Defense Verdict re Allegations of Bowel Obstruction Causing Stroke
New York, March 16, 2023. Andrew Garson continued his string of jury verdicts, with a unanimous defense verdict after a four-week 2023 trial in Suffolk County Supreme Court. Plaintiff, a 42 year old nurse-midwife and Stony Brook professor, was permanently brain damaged and crippled, rendered blind, and was unable to work and perform activities of daily living after she suffered a stroke allegedly due to the Defendant’s failure to timely diagnose a bowel obstruction. This resulted in septic shock, brain hemorrhage, coma, and a massive bleeding disorder. Plaintiff’s claim arose from a gastric bypass procedure performed by Defendant, as shortly thereafter she complained of problems including excruciating pain and gastrointestinal malfunction persisting over an eighteen-month period, requiring longstanding treatment with narcotics. She claimed that Defendant continually advised her, despite her persistent and progressive complaints, that this was a normal part of recovery and she “should go live her life.” At trial, Plaintiff’s central theory was that Defendant never considered or recognized that there was an abdominal hernia present, causing a bowel obstruction. The claim was that if the Defendant had performed timely surgical intervention, the patient’s catastrophic and permanent injuries would have been avoided. Three experts were called in to support Plaintiff’s claims, asserting that imaging studies during the period at issue demonstrate injuries to her GI tract and a bowel obstruction. Plaintiff subsequently underwent multiple surgeries, removing 80% of her bowel as well as a number of other procedures, to attempt to alleviate her neurologic and abdominal deficits.

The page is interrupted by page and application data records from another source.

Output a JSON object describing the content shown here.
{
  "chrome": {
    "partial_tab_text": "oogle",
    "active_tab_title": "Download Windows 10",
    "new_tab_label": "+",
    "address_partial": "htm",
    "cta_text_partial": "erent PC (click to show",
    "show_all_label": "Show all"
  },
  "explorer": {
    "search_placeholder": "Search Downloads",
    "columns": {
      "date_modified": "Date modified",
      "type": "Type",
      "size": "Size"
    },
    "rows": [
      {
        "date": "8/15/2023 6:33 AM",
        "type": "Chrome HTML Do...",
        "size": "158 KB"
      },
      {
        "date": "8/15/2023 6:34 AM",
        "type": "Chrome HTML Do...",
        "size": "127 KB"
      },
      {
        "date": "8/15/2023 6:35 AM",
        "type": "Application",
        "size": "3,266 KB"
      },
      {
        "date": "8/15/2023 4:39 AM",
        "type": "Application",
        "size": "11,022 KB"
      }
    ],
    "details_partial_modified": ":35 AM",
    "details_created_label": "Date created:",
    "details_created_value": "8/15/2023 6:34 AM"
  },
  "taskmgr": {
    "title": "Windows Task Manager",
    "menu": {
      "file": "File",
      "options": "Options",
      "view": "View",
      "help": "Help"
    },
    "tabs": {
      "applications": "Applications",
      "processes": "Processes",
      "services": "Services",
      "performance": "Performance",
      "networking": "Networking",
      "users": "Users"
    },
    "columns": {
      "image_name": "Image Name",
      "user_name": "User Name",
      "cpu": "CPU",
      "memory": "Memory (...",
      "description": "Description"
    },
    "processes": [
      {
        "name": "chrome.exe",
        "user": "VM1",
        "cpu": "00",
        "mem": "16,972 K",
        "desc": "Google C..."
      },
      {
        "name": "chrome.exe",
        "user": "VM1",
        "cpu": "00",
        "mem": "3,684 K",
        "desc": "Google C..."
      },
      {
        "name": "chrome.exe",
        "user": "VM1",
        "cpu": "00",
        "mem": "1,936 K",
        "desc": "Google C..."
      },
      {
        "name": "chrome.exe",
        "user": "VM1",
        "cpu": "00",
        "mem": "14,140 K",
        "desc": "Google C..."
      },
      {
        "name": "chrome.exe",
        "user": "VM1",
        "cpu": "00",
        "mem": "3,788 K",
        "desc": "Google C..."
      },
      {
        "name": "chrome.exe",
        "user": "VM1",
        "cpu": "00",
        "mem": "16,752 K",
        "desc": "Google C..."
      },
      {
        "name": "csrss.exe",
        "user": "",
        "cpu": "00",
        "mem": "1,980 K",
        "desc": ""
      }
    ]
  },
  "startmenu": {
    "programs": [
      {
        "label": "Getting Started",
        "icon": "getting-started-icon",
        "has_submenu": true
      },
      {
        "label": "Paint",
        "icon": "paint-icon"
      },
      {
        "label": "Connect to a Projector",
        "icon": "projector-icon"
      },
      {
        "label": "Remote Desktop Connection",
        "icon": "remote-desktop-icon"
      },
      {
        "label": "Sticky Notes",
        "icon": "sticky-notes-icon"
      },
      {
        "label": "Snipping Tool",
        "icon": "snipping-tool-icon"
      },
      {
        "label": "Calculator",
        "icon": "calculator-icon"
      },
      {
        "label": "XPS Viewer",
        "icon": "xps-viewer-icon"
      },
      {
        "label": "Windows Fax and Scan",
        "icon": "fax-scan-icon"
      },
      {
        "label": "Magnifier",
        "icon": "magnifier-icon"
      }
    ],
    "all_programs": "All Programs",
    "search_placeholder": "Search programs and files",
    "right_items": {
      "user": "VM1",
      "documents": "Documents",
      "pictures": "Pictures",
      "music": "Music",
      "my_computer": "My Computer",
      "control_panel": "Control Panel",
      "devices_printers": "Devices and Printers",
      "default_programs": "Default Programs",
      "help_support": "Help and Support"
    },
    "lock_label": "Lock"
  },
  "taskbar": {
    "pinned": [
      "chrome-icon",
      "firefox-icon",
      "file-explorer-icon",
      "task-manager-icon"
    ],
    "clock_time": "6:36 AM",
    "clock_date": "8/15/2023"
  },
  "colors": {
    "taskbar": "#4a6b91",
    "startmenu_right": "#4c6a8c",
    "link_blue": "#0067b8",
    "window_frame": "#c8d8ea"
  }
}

The Defendant, a highly experienced surgeon, explained to the jury that the patient’s complaints and symptoms were recognized complications of the surgery, which involves a lengthy period of convalescence. The Defendant followed her in numerous office visits, documenting her condition in detail, and was very attentive to her complaints, during which time the Plaintiff never had a definitive hernia or bowel obstruction. Additionally, at no time did her primary care physician, her gastroenterologist, or any other of several consultants ever diagnose a bowel obstruction. Accordingly, the Defendant surgeon acted appropriately, and the problems the Plaintiff suffered, which occurred after she left his care, could not be objectively tied to him.
After four weeks of trial, the jury returned a unanimous defense verdict in less than 30 minutes.
This was the eighth medical malpractice trial to verdict for Mr. Garson, in the past thirteen months.